**What is expected**.
Your copy of the listing must be exact and must hold no images.

**Records for this exercise**.
•••••

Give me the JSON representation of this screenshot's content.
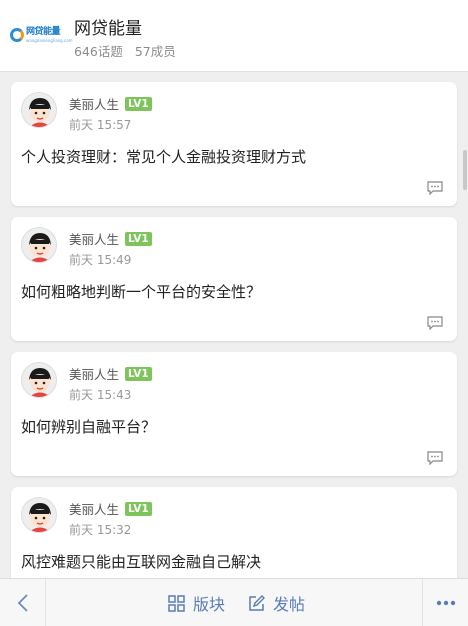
{
  "header": {
    "logo": {
      "text_cn": "网贷能量",
      "text_en": "wangdainengliang.com"
    },
    "title": "网贷能量",
    "topics": "646话题",
    "members": "57成员"
  },
  "posts": [
    {
      "author": "美丽人生",
      "level": "LV1",
      "time": "前天 15:57",
      "title": "个人投资理财：常见个人金融投资理财方式"
    },
    {
      "author": "美丽人生",
      "level": "LV1",
      "time": "前天 15:49",
      "title": "如何粗略地判断一个平台的安全性？"
    },
    {
      "author": "美丽人生",
      "level": "LV1",
      "time": "前天 15:43",
      "title": "如何辨别自融平台？"
    },
    {
      "author": "美丽人生",
      "level": "LV1",
      "time": "前天 15:32",
      "title": "风控难题只能由互联网金融自己解决"
    }
  ],
  "bottom_bar": {
    "board_label": "版块",
    "post_label": "发帖"
  },
  "icons": {
    "back": "chevron-left-icon",
    "board": "grid-icon",
    "post": "edit-icon",
    "more": "more-dots-icon",
    "comment": "comment-icon"
  },
  "colors": {
    "accent": "#5a7db8",
    "level_badge": "#7dc55a",
    "background": "#efefef"
  }
}
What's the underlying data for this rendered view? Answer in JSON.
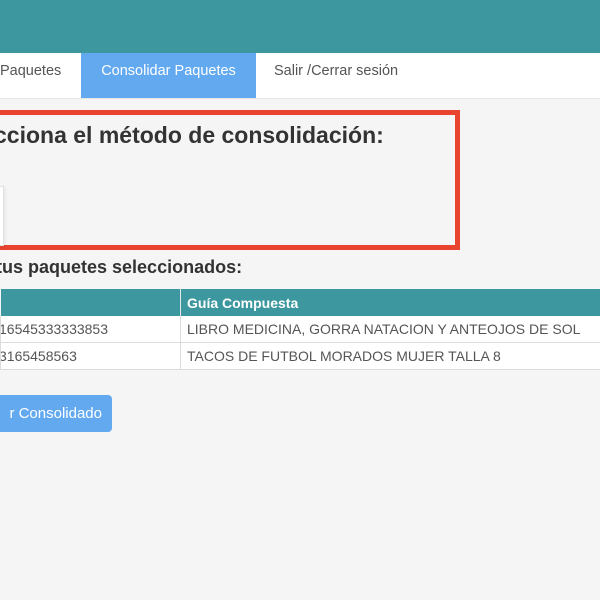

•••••

**Output of the exercise**.
Give me the JSON representation of this screenshot's content.
{
  "header": {
    "logo": {
      "text_cn": "网贷能量",
      "text_en": "wangdainengliang.com"
    },
    "title": "网贷能量",
    "topics": "646话题",
    "members": "57成员"
  },
  "posts": [
    {
      "author": "美丽人生",
      "level": "LV1",
      "time": "前天 15:57",
      "title": "个人投资理财：常见个人金融投资理财方式"
    },
    {
      "author": "美丽人生",
      "level": "LV1",
      "time": "前天 15:49",
      "title": "如何粗略地判断一个平台的安全性？"
    },
    {
      "author": "美丽人生",
      "level": "LV1",
      "time": "前天 15:43",
      "title": "如何辨别自融平台？"
    },
    {
      "author": "美丽人生",
      "level": "LV1",
      "time": "前天 15:32",
      "title": "风控难题只能由互联网金融自己解决"
    }
  ],
  "bottom_bar": {
    "board_label": "版块",
    "post_label": "发帖"
  },
  "icons": {
    "back": "chevron-left-icon",
    "board": "grid-icon",
    "post": "edit-icon",
    "more": "more-dots-icon",
    "comment": "comment-icon"
  },
  "colors": {
    "accent": "#5a7db8",
    "level_badge": "#7dc55a",
    "background": "#efefef"
  }
}
What's the underlying data for this rendered view? Answer in JSON.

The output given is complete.